On July 1, when LeBron James officially becomes a free agent, the effort to woo him will resemble something like a cross-country row of fraternities during rush week .. but with hundred million dollar checks instead of free Chipotle dinners. Such is the power of single player in the NBA that $30 million a year for LeBron is almost certainly a bargain considering his impact on ticket sales and and team merchandise.

The LeBron effect isn't unique to basketball, or even sports. As Ira Boudway writes, actors and hot shot lawyers have similar game-changing qualities that can justify otherworldly compensation packages. But once these outliers hit the ceiling of financial compensation, the folks trying to sign them have no choice but to play up the benefits.
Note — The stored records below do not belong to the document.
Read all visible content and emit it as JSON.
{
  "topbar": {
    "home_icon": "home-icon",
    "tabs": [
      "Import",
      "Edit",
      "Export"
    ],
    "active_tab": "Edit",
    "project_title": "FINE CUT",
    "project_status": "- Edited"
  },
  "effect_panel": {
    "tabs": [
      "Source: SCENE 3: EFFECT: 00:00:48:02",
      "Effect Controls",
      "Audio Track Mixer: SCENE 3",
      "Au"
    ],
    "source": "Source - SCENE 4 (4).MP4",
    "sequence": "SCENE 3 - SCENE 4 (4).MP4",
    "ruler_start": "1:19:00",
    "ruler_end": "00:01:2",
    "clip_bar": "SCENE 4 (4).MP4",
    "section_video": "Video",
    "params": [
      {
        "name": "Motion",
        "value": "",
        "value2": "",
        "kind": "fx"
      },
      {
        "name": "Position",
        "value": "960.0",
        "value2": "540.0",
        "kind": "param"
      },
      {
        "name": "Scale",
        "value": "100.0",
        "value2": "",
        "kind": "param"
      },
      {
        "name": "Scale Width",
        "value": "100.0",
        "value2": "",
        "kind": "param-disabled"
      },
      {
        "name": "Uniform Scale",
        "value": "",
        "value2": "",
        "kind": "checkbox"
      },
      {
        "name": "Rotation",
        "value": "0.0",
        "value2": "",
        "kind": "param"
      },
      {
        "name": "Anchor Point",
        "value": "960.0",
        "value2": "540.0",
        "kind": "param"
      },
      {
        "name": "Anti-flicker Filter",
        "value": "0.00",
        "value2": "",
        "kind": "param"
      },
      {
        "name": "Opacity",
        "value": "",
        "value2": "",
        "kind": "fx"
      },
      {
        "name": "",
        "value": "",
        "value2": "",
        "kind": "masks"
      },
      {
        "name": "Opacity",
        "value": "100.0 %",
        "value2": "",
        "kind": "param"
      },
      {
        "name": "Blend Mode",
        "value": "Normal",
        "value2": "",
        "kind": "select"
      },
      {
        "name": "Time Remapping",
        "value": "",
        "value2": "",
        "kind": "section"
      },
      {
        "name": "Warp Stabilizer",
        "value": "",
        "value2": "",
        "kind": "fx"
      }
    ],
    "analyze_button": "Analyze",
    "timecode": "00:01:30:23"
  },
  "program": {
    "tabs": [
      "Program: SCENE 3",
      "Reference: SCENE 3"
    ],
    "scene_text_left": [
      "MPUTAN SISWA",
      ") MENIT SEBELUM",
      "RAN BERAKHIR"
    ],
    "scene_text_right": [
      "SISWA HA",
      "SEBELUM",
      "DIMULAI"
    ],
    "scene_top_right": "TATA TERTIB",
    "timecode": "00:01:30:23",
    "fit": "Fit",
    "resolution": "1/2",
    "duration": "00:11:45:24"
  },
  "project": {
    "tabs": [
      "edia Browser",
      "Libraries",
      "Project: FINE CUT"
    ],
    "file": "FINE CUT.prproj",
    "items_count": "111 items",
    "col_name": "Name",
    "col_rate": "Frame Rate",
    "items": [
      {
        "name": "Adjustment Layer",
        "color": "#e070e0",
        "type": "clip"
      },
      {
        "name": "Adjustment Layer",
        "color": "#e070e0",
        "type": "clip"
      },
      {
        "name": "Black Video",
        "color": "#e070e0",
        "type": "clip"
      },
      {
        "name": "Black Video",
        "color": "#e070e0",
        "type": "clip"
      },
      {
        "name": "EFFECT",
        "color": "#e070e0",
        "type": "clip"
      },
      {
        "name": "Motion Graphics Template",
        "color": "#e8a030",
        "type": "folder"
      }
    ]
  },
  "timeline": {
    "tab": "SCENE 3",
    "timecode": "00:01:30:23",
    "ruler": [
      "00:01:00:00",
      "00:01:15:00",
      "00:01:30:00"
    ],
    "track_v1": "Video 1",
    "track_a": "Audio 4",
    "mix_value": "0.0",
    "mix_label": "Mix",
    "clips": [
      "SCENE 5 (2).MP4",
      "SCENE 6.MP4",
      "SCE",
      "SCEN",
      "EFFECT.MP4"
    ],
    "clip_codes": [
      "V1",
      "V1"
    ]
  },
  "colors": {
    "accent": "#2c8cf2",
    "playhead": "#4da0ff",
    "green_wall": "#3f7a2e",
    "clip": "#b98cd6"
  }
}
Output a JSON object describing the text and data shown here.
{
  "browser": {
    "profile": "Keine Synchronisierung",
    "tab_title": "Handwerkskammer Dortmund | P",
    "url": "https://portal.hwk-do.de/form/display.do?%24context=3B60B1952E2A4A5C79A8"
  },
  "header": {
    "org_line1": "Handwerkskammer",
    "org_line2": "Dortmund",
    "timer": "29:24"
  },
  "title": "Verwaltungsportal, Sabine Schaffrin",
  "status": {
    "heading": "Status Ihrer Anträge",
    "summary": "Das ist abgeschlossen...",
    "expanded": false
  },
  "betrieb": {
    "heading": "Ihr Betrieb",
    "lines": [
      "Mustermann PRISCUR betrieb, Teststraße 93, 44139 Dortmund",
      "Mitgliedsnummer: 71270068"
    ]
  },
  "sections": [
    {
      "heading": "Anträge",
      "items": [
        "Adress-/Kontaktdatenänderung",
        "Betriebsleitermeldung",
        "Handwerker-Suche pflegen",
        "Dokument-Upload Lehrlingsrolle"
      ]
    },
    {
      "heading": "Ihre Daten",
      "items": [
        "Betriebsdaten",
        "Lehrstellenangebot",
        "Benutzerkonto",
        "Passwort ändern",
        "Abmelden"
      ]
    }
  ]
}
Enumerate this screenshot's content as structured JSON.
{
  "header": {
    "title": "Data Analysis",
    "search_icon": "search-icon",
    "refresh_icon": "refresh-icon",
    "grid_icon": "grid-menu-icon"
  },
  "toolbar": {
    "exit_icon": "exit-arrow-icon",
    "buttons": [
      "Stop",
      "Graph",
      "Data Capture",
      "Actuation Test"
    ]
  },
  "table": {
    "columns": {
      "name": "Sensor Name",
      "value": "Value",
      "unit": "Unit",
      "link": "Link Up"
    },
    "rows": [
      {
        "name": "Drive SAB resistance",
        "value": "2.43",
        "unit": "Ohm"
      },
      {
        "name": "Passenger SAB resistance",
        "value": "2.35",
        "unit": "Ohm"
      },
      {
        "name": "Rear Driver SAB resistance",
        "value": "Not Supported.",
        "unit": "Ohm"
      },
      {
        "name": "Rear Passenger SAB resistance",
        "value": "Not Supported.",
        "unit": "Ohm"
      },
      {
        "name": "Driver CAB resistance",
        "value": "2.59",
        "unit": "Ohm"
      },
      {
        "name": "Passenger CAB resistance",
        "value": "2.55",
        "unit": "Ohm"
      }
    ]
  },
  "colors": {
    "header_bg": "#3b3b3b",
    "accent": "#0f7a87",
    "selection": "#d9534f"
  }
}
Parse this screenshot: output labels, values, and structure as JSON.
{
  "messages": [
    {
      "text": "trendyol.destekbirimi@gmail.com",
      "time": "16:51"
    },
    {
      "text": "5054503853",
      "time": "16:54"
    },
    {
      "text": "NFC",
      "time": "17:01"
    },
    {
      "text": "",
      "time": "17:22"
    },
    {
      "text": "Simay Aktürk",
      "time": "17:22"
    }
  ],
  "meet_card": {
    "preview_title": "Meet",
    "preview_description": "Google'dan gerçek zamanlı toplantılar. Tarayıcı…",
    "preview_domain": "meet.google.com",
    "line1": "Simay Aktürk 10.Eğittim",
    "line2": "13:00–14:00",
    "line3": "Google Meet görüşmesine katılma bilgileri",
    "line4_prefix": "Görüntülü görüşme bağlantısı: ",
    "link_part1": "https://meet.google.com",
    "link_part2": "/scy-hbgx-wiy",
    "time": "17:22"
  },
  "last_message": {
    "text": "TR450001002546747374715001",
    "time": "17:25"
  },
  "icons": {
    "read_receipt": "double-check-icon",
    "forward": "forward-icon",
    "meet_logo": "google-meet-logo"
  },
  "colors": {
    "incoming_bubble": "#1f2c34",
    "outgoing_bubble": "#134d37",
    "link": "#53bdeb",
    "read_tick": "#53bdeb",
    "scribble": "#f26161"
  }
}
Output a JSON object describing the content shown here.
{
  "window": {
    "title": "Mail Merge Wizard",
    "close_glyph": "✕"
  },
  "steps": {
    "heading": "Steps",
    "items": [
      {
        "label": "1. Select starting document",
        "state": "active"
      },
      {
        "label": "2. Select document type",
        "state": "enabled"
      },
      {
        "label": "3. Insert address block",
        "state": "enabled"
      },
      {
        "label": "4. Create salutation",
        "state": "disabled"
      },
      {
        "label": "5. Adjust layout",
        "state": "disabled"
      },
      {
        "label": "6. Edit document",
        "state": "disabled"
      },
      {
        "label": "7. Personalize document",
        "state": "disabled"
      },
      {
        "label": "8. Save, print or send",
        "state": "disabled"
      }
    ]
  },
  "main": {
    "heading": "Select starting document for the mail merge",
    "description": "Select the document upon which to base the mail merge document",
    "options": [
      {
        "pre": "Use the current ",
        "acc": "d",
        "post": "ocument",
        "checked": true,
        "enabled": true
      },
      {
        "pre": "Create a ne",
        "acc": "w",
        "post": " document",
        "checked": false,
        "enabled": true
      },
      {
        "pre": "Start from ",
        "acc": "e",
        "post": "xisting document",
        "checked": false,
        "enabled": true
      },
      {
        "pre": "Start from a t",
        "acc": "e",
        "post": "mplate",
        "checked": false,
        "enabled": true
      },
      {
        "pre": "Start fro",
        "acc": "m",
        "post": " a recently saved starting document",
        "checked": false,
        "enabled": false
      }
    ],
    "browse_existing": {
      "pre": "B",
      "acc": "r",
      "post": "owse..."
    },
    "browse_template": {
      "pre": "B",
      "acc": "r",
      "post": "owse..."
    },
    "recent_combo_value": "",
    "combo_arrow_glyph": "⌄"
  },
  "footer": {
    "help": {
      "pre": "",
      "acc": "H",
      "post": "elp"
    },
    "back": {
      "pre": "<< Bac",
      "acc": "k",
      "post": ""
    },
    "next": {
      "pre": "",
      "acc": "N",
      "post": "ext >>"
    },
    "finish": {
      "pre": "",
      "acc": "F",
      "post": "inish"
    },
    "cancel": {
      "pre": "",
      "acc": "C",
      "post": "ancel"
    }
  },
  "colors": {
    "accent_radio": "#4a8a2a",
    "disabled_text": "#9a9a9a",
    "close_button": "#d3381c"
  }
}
Boudway calls it the "stop negotiating and start seducing" strategy:

Best-selling novelist James Patterson dominates the publishing industry in much the same way James does the NBA. Some titles sell better than his, but no author can compete on volume. Last year Patterson sold 14 million copies while publishing nine new books. He holds the all-time record with more than 50 New York Times best sellers to his name. Patterson is well compensated--Forbes valued his current 17-book deal at $150 million--and money is not terribly important to him. "I'm not particularly interested in squeezing every penny out that I possibly could," he says. Instead, Patterson wants a commitment from his publisher to work hard and make a big deal of everything he does.

Movie studios, naturally, are expert at this kind of pampering. "Tom Cruise has a caterer he's been using since the movie The Firm," says Edward Jay Epstein, author of The Hollywood Economist and expert witness in film contract disputes. "If he complains he has a stomachache, you're delaying the movie at a cost of $300,000 a day, so you're not going to screw around with the caterer. Makeup, trainers, security, all that, the star will get." Studios will go so far as to give bit parts to the members of a star's entourage. "The point of these people is to make the star happy and make the movie work, it's not really a negotiation as much as an accommodation," says Epstein.

If the question is how do you design a contract for somebody who is nearly invaluable? the answer is, you add perks that are nearly invaluable to that person. For Patterson, it's a commitment from an editor. For Cruise, it's the guarantee he won't get food poisoning. For James, it's a championship and the inevitable ad tsunami that comes with it. To read just about the most compelling act of seduction imaginable, check out Boudway and Will Leitch's brilliant paean to Lebron in New York magazine.